Nevertheless, uncertainty reigns, especially in the wake of the federal government shutdown. With last week’s Congressional approval of a package to keeps federal agencies running through March 23rd, the date of certainty has now been pushed off while House and Senate appropriators in Washington, D.C. work on final 2018 spending bills. The package suspends the debt ceiling through March 1, 2019, provides $89.3 billion in disaster aid, and extends a number of expired tax provisions, including a Jan. 1, 2022 extension of the rum cover-over for Puerto Rico and the U.S. Virgin Islands, which is projected to generate an estimated $900 million for the two U.S. territories. In addition, a related tax provision calls for all low-income communities in Puerto Rico to be treated as qualified opportunity zones. The disaster aid includes $4.9 billion to provide 100% federal funding for Medicaid health services for low-income residents of Puerto Rico and  the U.S. Virgin Islands for two years, $11 billion in CDBG block grants for the two territories, including $2 billion of CDBG money to rebuild Puerto Rico’s electrical grid—with Resident Commissioner Gonzalez reporting that, in total, $16.55 billion of the disaster aid is earmarked for Puerto Rico.

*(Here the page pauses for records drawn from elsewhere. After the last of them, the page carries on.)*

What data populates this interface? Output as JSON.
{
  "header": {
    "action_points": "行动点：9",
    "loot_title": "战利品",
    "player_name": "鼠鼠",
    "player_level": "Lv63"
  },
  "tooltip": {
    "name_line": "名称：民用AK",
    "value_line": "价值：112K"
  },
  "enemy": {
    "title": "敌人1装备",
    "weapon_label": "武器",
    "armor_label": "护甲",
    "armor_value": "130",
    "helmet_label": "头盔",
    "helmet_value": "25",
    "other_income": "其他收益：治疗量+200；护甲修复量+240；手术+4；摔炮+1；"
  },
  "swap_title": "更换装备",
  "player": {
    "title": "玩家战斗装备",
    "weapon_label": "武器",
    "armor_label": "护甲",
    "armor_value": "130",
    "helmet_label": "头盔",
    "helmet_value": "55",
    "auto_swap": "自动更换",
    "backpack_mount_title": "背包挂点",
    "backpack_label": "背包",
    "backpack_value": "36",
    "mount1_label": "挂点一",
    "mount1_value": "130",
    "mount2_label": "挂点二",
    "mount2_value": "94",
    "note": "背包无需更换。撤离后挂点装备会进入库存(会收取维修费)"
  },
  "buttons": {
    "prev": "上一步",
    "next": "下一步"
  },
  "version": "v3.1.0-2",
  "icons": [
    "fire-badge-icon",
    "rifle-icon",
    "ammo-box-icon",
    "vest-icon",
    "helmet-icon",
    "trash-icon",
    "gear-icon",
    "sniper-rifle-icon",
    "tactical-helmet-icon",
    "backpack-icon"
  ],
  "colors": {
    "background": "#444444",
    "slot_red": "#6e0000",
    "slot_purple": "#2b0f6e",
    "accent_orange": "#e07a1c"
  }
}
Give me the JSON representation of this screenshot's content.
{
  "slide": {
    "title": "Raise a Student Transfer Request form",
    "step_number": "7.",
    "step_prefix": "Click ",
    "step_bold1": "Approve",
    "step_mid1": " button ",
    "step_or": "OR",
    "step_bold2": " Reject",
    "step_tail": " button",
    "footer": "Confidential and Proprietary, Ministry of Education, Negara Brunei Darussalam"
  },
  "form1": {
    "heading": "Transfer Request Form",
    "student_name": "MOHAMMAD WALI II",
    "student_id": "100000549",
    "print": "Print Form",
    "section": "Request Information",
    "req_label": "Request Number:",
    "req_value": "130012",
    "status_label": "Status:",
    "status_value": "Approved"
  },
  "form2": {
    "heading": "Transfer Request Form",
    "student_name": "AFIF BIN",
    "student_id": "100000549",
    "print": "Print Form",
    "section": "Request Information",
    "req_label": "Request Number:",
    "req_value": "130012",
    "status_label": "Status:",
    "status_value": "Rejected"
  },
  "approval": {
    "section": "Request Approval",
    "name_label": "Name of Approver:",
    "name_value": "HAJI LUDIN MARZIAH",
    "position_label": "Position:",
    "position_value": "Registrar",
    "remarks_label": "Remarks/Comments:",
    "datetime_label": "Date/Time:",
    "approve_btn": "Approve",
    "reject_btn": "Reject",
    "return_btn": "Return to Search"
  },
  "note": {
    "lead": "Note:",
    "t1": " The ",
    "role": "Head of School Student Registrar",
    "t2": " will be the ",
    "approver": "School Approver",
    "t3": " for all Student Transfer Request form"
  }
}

With the new allocations to mitigate last year’s natural disasters, the federal government has already authorized just over $140.7 billion within the past six months to be distributed mainly between Texas, Florida, California, Puerto Rico, and the US Virgin Islands—with Puerto Rico’s government projecting its share will be approximately $18 billion, plus access to a credit line of $4 billion—albeit, to access that line, the U.S. territory would be mandated to prove lack of liquidity. Of the total, almost $16 billion will surely go to the island from the funds allocated in the budget bill and to mitigate disasters—provided the territory complies with the conditions of both the federal government and the PROMESA Oversight Board. The projected package includes $4.8 billion for Medicaid and $11 billion for CDBG: last week, HUD Deputy Secretary Pamela Hughes Patenaude announced, during a visit to San Juan, that HUD will award $1.5 billion to help repair damaged houses and businesses. In addition, another $ 300 million, half of which would be allocated as a loan, has been allocated to match the FEMA project’s cost. The package includes $6 billion, funds under the U.S. Army Corps of Engineers, provided to U.S. electric companies to repair the power grid. FEMA has stated, moreover, its intent to grant an additional $13 billion to the island.

Puerto Rico’s Federal Affairs Executive Director, Carlos Mercador, notes that an official damage estimate from federal agencies is still pending; Commissioner González notes that Congress’ next disasters relief resolution may be discussed in Congress between April and May, noting: “Speaker Paul Ryan told me that there is going to be a fourth bill on supplementary allocations for Puerto Rico, with specific projects for transportation and electric power.”